Quote the records beneath, complete and exact. Leave out images.

Data records for software interfaces:

== Segment start ==

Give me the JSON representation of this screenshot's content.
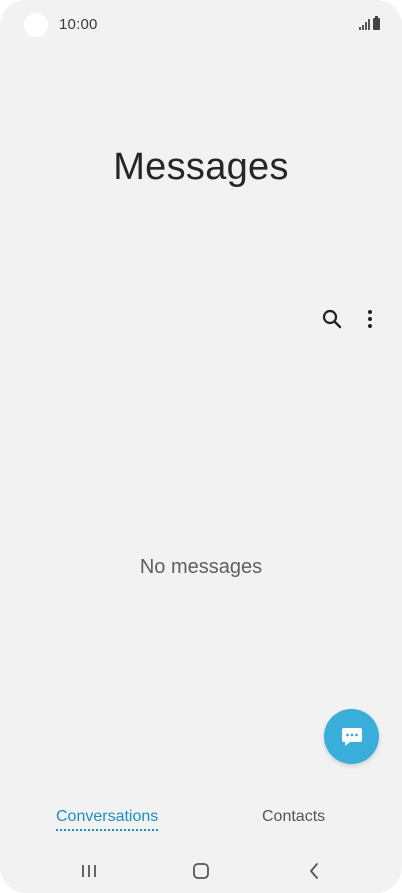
{
  "status_bar": {
    "time": "10:00",
    "icons": [
      "camera-hole",
      "signal-icon",
      "battery-icon"
    ]
  },
  "header": {
    "title": "Messages"
  },
  "toolbar": {
    "icons": [
      "search-icon",
      "more-vertical-icon"
    ]
  },
  "main": {
    "empty_text": "No messages"
  },
  "fab": {
    "icon": "chat-bubble-icon",
    "color": "#3aaedb"
  },
  "tabs": [
    {
      "label": "Conversations",
      "active": true
    },
    {
      "label": "Contacts",
      "active": false
    }
  ],
  "nav_bar": {
    "icons": [
      "recents-icon",
      "home-icon",
      "back-icon"
    ]
  },
  "colors": {
    "accent": "#1a8fbd",
    "background": "#f2f2f2"
  }
}
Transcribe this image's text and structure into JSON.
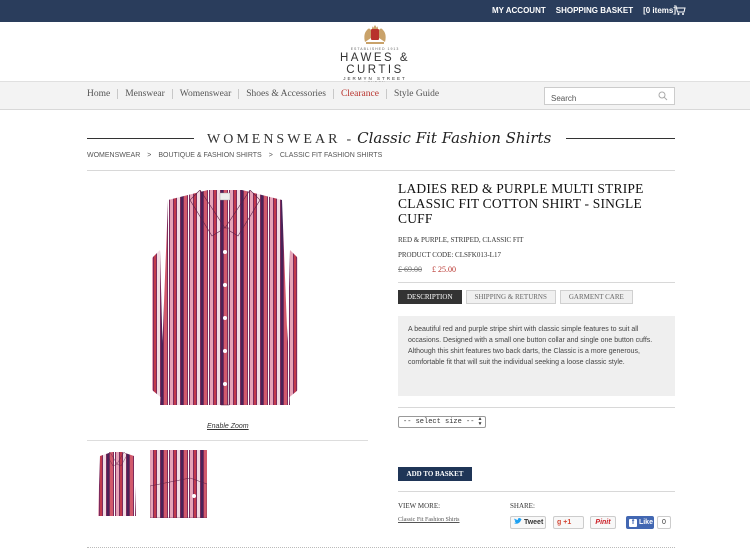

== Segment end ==

RESULT OF THE EXERCISE:
Give me the JSON representation of this screenshot's content.
{
  "status_bar": {
    "time": "10:00",
    "icons": [
      "camera-hole",
      "signal-icon",
      "battery-icon"
    ]
  },
  "header": {
    "title": "Messages"
  },
  "toolbar": {
    "icons": [
      "search-icon",
      "more-vertical-icon"
    ]
  },
  "main": {
    "empty_text": "No messages"
  },
  "fab": {
    "icon": "chat-bubble-icon",
    "color": "#3aaedb"
  },
  "tabs": [
    {
      "label": "Conversations",
      "active": true
    },
    {
      "label": "Contacts",
      "active": false
    }
  ],
  "nav_bar": {
    "icons": [
      "recents-icon",
      "home-icon",
      "back-icon"
    ]
  },
  "colors": {
    "accent": "#1a8fbd",
    "background": "#f2f2f2"
  }
}
Transcribe this image's text and structure into JSON.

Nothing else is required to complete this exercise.